Under Article 267 TFEU, courts of the Member States can seek the assistance of the Court of Justice in Luxembourg to help them interpret Union law. When they consider an act of the EU’s Institutions to be illegal, they have no choice but to refer to the ECJ: only the ECJ may conclude to such invalidity. In Case C-368/12 Adiamix, the Court reminds national judges of their duty under such referrals. They must provide the Court with the core factual and legal elements (in national law) relevant for the ECJ to appreciate the context of the referral. They must also furnish the Court with at least their core considerations as to why the EU act at issue might be illegal. In the case at issue, a Commission order to France to recover illegally paid State Aid, led to Adiamix being pursued for repayment in the French courts.

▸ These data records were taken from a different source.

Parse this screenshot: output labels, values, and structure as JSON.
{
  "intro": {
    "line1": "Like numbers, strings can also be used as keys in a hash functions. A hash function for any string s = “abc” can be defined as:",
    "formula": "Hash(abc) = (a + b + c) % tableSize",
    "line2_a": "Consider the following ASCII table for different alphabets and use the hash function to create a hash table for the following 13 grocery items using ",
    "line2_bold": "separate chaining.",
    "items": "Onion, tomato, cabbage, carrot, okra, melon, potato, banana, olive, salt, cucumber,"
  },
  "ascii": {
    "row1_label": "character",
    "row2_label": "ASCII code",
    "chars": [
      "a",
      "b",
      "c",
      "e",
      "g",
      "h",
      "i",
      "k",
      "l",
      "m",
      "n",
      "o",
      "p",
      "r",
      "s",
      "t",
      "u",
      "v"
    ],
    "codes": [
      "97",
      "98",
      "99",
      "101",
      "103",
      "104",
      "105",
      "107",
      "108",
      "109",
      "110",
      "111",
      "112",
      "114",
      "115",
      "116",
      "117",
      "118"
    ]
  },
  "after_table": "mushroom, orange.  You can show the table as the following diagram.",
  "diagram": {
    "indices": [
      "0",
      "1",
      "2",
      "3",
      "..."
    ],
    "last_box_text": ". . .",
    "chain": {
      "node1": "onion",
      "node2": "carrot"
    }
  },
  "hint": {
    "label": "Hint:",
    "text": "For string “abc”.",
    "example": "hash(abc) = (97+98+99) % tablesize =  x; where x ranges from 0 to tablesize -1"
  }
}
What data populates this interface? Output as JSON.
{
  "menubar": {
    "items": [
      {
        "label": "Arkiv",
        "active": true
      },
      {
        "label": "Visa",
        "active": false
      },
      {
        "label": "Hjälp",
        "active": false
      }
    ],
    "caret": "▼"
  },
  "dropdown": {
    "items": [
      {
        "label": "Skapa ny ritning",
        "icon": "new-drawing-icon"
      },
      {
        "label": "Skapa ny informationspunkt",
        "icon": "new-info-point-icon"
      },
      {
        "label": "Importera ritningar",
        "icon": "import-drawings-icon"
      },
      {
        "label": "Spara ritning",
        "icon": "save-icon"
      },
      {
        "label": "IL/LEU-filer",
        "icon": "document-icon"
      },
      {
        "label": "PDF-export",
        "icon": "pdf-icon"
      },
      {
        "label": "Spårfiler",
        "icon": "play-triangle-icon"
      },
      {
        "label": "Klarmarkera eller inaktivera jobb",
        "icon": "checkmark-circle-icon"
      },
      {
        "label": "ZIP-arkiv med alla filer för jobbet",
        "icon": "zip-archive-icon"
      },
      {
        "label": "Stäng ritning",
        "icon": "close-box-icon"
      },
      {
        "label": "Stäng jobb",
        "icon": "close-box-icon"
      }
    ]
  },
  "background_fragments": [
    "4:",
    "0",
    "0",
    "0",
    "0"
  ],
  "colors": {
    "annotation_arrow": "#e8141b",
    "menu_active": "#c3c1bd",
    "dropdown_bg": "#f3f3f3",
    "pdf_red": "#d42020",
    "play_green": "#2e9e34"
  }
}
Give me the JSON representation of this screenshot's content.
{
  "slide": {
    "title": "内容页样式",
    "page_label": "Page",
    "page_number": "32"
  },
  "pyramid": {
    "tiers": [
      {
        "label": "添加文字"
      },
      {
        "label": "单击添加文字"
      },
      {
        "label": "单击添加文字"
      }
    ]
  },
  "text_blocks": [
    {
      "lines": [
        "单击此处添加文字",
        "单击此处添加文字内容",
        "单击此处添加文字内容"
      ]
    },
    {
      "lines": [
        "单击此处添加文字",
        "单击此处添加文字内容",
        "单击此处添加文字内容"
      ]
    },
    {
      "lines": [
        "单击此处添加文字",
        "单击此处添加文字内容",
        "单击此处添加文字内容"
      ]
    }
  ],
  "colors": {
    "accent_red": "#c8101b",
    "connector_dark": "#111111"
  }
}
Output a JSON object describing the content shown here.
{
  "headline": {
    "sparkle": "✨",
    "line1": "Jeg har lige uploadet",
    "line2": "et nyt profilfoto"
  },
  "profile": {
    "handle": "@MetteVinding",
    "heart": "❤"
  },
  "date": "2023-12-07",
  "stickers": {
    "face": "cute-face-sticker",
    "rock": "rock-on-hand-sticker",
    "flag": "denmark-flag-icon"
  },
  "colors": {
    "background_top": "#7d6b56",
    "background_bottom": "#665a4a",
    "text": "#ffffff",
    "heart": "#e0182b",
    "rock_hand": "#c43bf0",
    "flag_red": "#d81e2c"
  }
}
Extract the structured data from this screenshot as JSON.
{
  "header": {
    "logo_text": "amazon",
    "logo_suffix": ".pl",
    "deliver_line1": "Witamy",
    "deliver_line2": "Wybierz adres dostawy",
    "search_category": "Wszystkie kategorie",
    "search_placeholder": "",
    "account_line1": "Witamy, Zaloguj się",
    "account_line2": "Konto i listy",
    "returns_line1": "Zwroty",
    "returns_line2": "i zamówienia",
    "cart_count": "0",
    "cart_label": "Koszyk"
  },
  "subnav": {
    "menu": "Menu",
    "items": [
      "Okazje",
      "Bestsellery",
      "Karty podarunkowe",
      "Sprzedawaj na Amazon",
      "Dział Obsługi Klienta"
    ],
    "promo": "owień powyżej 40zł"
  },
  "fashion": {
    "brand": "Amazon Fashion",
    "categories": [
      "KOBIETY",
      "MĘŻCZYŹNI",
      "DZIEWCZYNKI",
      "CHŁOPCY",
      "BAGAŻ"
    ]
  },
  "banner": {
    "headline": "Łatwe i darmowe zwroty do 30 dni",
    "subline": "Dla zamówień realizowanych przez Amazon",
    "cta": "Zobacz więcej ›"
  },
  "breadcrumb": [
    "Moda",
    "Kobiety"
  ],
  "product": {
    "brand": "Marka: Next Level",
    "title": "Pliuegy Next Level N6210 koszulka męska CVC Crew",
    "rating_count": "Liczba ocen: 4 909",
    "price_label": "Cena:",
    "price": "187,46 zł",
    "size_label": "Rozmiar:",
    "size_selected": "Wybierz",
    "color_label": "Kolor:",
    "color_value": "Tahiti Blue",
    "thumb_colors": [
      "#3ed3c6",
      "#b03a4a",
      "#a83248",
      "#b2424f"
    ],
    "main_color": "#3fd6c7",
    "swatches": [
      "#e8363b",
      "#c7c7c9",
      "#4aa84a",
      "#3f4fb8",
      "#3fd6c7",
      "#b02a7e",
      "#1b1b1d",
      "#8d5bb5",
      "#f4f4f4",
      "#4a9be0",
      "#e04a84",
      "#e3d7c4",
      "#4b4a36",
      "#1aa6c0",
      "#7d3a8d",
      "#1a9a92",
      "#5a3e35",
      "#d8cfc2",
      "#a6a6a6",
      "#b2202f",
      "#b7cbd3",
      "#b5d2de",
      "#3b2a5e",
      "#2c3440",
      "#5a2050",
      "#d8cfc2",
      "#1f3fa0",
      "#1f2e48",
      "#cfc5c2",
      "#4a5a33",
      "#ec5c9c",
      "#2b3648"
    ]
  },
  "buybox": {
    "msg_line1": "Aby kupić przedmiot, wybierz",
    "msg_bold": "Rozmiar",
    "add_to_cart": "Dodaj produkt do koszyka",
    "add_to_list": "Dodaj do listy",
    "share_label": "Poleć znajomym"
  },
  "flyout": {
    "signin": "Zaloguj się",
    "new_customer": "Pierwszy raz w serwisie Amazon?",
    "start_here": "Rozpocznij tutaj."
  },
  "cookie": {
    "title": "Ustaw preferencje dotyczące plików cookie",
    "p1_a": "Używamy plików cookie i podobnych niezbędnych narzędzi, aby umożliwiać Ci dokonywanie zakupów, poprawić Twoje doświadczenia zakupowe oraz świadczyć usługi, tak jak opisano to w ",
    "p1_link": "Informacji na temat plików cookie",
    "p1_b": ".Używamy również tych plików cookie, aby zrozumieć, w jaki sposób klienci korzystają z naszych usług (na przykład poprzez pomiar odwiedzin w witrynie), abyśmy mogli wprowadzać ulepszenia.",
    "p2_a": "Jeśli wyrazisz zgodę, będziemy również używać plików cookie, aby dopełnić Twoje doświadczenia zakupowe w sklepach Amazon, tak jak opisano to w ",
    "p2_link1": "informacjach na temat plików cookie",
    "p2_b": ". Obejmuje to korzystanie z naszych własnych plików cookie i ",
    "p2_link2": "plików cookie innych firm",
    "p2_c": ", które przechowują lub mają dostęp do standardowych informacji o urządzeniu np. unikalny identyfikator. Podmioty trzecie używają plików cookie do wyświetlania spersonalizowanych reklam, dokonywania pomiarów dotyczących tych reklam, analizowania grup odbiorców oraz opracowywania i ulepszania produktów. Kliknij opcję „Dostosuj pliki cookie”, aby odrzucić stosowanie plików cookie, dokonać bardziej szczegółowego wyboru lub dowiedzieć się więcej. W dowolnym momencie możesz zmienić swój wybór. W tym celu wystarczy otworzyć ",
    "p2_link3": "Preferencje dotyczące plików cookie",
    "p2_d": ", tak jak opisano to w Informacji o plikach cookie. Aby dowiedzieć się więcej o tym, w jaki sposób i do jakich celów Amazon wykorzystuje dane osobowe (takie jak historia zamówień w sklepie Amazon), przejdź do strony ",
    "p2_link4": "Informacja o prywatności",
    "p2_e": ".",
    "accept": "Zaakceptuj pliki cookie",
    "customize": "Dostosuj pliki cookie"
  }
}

Failure of the courts in Nantes to flag the suspicions of illegality, led to inadmissibility of the preliminary review.
Simply passing the buck therefore does not suffice: the national court has to add some core whistles and bells of EU law analysis.